## Task to carry out
Narrow the data below down to the lines containing "warning".
:: Working data
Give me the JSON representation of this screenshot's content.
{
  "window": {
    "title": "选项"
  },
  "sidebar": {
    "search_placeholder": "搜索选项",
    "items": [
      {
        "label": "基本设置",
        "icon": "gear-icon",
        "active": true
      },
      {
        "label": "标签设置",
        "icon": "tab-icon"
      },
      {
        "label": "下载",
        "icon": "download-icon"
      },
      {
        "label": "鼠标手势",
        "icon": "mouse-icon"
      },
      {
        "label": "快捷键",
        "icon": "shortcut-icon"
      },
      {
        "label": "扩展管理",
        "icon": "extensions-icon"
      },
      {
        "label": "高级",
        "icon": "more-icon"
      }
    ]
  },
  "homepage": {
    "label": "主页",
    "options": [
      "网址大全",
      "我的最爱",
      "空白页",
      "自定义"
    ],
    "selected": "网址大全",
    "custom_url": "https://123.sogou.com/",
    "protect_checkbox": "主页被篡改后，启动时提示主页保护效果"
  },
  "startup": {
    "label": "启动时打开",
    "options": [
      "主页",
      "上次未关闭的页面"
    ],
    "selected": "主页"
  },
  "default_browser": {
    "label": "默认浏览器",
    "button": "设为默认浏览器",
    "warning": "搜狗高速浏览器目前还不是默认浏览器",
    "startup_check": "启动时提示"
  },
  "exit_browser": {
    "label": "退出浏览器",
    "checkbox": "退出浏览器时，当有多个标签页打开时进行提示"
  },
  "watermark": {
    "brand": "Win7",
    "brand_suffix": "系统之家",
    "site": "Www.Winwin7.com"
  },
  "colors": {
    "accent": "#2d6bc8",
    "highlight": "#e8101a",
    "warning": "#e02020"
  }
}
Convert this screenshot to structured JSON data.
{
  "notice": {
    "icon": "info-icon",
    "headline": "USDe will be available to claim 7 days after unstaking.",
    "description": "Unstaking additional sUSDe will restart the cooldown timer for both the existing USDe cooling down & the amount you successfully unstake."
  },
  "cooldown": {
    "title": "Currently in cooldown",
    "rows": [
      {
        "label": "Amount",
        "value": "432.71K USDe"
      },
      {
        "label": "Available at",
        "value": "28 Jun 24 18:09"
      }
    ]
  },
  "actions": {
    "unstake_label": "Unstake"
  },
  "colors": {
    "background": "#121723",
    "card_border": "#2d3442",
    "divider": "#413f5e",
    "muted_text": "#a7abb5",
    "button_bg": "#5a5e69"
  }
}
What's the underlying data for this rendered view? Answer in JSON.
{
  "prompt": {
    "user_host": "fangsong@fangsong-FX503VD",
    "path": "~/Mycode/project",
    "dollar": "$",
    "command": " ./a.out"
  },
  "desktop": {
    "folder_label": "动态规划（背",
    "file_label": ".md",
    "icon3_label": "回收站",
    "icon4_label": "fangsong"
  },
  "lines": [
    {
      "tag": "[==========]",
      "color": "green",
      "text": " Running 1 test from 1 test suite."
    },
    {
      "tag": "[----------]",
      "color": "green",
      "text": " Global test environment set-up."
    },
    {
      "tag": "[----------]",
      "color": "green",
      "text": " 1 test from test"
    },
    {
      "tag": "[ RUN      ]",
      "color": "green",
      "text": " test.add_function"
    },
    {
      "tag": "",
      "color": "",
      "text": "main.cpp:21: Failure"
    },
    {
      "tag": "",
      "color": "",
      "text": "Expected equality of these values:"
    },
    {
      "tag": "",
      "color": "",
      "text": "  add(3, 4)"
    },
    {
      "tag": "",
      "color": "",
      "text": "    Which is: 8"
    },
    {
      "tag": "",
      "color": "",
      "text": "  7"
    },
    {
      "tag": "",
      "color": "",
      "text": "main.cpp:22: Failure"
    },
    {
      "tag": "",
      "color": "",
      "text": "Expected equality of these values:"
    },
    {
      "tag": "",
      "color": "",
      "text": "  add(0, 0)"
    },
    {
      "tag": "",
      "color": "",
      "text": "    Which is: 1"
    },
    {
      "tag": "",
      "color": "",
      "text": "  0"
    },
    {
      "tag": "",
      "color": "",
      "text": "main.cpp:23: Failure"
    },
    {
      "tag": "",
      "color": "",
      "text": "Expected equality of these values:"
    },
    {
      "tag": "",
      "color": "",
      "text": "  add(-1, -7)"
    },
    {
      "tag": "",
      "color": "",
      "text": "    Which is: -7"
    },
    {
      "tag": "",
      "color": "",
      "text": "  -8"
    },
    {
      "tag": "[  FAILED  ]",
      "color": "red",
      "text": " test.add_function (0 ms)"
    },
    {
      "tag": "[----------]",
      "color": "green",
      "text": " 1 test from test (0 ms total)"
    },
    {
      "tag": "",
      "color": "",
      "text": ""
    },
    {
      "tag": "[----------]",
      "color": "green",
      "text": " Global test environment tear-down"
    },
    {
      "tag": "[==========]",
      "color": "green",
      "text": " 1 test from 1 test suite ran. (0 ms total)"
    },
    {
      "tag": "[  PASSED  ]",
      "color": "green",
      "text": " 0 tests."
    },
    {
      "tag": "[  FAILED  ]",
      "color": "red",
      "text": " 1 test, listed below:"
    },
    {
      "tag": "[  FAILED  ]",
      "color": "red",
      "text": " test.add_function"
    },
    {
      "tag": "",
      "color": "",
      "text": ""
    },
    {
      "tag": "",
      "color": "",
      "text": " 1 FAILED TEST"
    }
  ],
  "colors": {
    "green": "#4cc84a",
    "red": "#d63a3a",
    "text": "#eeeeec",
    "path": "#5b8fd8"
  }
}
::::
## Reply to the task
    "warning": "搜狗高速浏览器目前还不是默认浏览器",
    "warning": "#e02020"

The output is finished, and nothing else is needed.